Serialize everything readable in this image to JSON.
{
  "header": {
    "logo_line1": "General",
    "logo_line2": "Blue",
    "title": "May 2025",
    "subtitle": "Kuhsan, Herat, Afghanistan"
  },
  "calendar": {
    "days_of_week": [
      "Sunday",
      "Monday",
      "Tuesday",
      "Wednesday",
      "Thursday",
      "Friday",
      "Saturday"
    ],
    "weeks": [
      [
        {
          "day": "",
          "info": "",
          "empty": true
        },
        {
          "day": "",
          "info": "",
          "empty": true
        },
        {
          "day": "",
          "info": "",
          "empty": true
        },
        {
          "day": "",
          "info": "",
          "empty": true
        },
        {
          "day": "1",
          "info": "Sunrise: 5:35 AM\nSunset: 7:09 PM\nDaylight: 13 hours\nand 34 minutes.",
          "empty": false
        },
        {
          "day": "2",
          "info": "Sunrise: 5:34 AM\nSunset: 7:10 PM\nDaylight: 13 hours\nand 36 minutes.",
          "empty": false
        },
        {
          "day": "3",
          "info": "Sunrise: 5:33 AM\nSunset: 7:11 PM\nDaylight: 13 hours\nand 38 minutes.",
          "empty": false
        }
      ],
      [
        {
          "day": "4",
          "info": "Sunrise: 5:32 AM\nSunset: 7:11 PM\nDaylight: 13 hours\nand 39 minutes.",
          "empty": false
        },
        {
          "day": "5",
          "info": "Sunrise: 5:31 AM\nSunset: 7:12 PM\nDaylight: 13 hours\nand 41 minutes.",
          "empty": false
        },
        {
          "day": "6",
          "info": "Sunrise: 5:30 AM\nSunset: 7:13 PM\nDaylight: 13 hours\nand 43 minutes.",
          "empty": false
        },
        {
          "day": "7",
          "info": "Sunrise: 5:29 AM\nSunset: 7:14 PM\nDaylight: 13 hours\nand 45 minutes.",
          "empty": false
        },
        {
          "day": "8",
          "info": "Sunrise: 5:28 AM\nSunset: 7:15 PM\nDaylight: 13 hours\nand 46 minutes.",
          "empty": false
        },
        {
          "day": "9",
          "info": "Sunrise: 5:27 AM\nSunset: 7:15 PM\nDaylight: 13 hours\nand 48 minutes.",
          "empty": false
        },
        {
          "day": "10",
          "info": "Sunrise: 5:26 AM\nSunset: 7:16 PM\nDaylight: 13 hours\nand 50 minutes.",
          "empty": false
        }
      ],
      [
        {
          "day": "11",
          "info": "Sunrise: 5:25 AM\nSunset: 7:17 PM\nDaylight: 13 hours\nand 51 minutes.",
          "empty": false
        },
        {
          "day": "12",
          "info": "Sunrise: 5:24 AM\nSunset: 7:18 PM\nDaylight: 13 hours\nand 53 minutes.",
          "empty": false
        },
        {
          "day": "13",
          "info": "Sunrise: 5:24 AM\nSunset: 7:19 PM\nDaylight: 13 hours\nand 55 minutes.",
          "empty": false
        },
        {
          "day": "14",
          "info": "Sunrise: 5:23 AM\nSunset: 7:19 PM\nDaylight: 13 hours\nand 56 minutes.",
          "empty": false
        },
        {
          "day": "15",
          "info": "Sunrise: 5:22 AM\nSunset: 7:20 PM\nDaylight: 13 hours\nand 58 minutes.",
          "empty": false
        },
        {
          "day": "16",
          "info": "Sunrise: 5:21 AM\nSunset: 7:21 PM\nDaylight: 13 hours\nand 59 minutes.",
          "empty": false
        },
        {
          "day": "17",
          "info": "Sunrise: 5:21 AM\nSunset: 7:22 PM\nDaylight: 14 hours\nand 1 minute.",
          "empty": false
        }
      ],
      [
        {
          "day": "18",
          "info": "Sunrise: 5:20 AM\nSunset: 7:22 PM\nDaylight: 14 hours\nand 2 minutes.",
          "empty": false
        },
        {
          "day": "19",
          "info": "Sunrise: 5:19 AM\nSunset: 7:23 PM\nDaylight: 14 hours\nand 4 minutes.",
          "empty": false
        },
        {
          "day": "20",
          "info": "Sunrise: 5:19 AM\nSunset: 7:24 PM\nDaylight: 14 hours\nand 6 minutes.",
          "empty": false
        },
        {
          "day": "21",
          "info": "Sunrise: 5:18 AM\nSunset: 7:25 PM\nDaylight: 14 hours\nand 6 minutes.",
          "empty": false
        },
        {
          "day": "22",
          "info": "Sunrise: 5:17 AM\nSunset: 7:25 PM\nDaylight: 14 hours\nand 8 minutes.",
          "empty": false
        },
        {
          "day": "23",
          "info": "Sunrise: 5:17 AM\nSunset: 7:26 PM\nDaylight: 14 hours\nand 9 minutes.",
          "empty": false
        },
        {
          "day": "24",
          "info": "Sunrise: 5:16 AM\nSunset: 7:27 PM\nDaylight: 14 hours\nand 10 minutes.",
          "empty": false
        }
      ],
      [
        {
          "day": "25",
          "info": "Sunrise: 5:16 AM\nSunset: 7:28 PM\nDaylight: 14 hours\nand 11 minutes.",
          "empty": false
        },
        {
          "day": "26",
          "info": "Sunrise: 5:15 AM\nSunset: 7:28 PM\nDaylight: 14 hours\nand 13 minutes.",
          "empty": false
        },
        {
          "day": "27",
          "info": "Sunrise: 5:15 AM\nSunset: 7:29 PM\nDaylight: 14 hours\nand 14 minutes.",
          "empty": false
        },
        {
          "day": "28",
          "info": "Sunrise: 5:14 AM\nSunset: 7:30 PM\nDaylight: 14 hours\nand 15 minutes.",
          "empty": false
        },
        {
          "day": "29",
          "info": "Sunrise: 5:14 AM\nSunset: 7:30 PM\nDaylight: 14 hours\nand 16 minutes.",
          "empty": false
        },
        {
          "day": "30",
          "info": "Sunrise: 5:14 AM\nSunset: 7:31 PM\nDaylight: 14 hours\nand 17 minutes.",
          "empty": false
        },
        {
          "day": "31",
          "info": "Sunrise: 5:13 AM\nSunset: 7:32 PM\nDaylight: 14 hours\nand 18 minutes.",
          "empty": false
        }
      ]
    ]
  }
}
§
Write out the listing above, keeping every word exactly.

§ YOUR RESPONSE
Serialize everything readable in this image to JSON.
{
  "header": {
    "logo_line1": "General",
    "logo_line2": "Blue",
    "title": "May 2025",
    "subtitle": "Kuhsan, Herat, Afghanistan"
  },
  "calendar": {
    "days_of_week": [
      "Sunday",
      "Monday",
      "Tuesday",
      "Wednesday",
      "Thursday",
      "Friday",
      "Saturday"
    ],
    "weeks": [
      [
        {
          "day": "",
          "info": "",
          "empty": true
        },
        {
          "day": "",
          "info": "",
          "empty": true
        },
        {
          "day": "",
          "info": "",
          "empty": true
        },
        {
          "day": "",
          "info": "",
          "empty": true
        },
        {
          "day": "1",
          "info": "Sunrise: 5:35 AM\nSunset: 7:09 PM\nDaylight: 13 hours\nand 34 minutes.",
          "empty": false
        },
        {
          "day": "2",
          "info": "Sunrise: 5:34 AM\nSunset: 7:10 PM\nDaylight: 13 hours\nand 36 minutes.",
          "empty": false
        },
        {
          "day": "3",
          "info": "Sunrise: 5:33 AM\nSunset: 7:11 PM\nDaylight: 13 hours\nand 38 minutes.",
          "empty": false
        }
      ],
      [
        {
          "day": "4",
          "info": "Sunrise: 5:32 AM\nSunset: 7:11 PM\nDaylight: 13 hours\nand 39 minutes.",
          "empty": false
        },
        {
          "day": "5",
          "info": "Sunrise: 5:31 AM\nSunset: 7:12 PM\nDaylight: 13 hours\nand 41 minutes.",
          "empty": false
        },
        {
          "day": "6",
          "info": "Sunrise: 5:30 AM\nSunset: 7:13 PM\nDaylight: 13 hours\nand 43 minutes.",
          "empty": false
        },
        {
          "day": "7",
          "info": "Sunrise: 5:29 AM\nSunset: 7:14 PM\nDaylight: 13 hours\nand 45 minutes.",
          "empty": false
        },
        {
          "day": "8",
          "info": "Sunrise: 5:28 AM\nSunset: 7:15 PM\nDaylight: 13 hours\nand 46 minutes.",
          "empty": false
        },
        {
          "day": "9",
          "info": "Sunrise: 5:27 AM\nSunset: 7:15 PM\nDaylight: 13 hours\nand 48 minutes.",
          "empty": false
        },
        {
          "day": "10",
          "info": "Sunrise: 5:26 AM\nSunset: 7:16 PM\nDaylight: 13 hours\nand 50 minutes.",
          "empty": false
        }
      ],
      [
        {
          "day": "11",
          "info": "Sunrise: 5:25 AM\nSunset: 7:17 PM\nDaylight: 13 hours\nand 51 minutes.",
          "empty": false
        },
        {
          "day": "12",
          "info": "Sunrise: 5:24 AM\nSunset: 7:18 PM\nDaylight: 13 hours\nand 53 minutes.",
          "empty": false
        },
        {
          "day": "13",
          "info": "Sunrise: 5:24 AM\nSunset: 7:19 PM\nDaylight: 13 hours\nand 55 minutes.",
          "empty": false
        },
        {
          "day": "14",
          "info": "Sunrise: 5:23 AM\nSunset: 7:19 PM\nDaylight: 13 hours\nand 56 minutes.",
          "empty": false
        },
        {
          "day": "15",
          "info": "Sunrise: 5:22 AM\nSunset: 7:20 PM\nDaylight: 13 hours\nand 58 minutes.",
          "empty": false
        },
        {
          "day": "16",
          "info": "Sunrise: 5:21 AM\nSunset: 7:21 PM\nDaylight: 13 hours\nand 59 minutes.",
          "empty": false
        },
        {
          "day": "17",
          "info": "Sunrise: 5:21 AM\nSunset: 7:22 PM\nDaylight: 14 hours\nand 1 minute.",
          "empty": false
        }
      ],
      [
        {
          "day": "18",
          "info": "Sunrise: 5:20 AM\nSunset: 7:22 PM\nDaylight: 14 hours\nand 2 minutes.",
          "empty": false
        },
        {
          "day": "19",
          "info": "Sunrise: 5:19 AM\nSunset: 7:23 PM\nDaylight: 14 hours\nand 4 minutes.",
          "empty": false
        },
        {
          "day": "20",
          "info": "Sunrise: 5:19 AM\nSunset: 7:24 PM\nDaylight: 14 hours\nand 6 minutes.",
          "empty": false
        },
        {
          "day": "21",
          "info": "Sunrise: 5:18 AM\nSunset: 7:25 PM\nDaylight: 14 hours\nand 6 minutes.",
          "empty": false
        },
        {
          "day": "22",
          "info": "Sunrise: 5:17 AM\nSunset: 7:25 PM\nDaylight: 14 hours\nand 8 minutes.",
          "empty": false
        },
        {
          "day": "23",
          "info": "Sunrise: 5:17 AM\nSunset: 7:26 PM\nDaylight: 14 hours\nand 9 minutes.",
          "empty": false
        },
        {
          "day": "24",
          "info": "Sunrise: 5:16 AM\nSunset: 7:27 PM\nDaylight: 14 hours\nand 10 minutes.",
          "empty": false
        }
      ],
      [
        {
          "day": "25",
          "info": "Sunrise: 5:16 AM\nSunset: 7:28 PM\nDaylight: 14 hours\nand 11 minutes.",
          "empty": false
        },
        {
          "day": "26",
          "info": "Sunrise: 5:15 AM\nSunset: 7:28 PM\nDaylight: 14 hours\nand 13 minutes.",
          "empty": false
        },
        {
          "day": "27",
          "info": "Sunrise: 5:15 AM\nSunset: 7:29 PM\nDaylight: 14 hours\nand 14 minutes.",
          "empty": false
        },
        {
          "day": "28",
          "info": "Sunrise: 5:14 AM\nSunset: 7:30 PM\nDaylight: 14 hours\nand 15 minutes.",
          "empty": false
        },
        {
          "day": "29",
          "info": "Sunrise: 5:14 AM\nSunset: 7:30 PM\nDaylight: 14 hours\nand 16 minutes.",
          "empty": false
        },
        {
          "day": "30",
          "info": "Sunrise: 5:14 AM\nSunset: 7:31 PM\nDaylight: 14 hours\nand 17 minutes.",
          "empty": false
        },
        {
          "day": "31",
          "info": "Sunrise: 5:13 AM\nSunset: 7:32 PM\nDaylight: 14 hours\nand 18 minutes.",
          "empty": false
        }
      ]
    ]
  }
}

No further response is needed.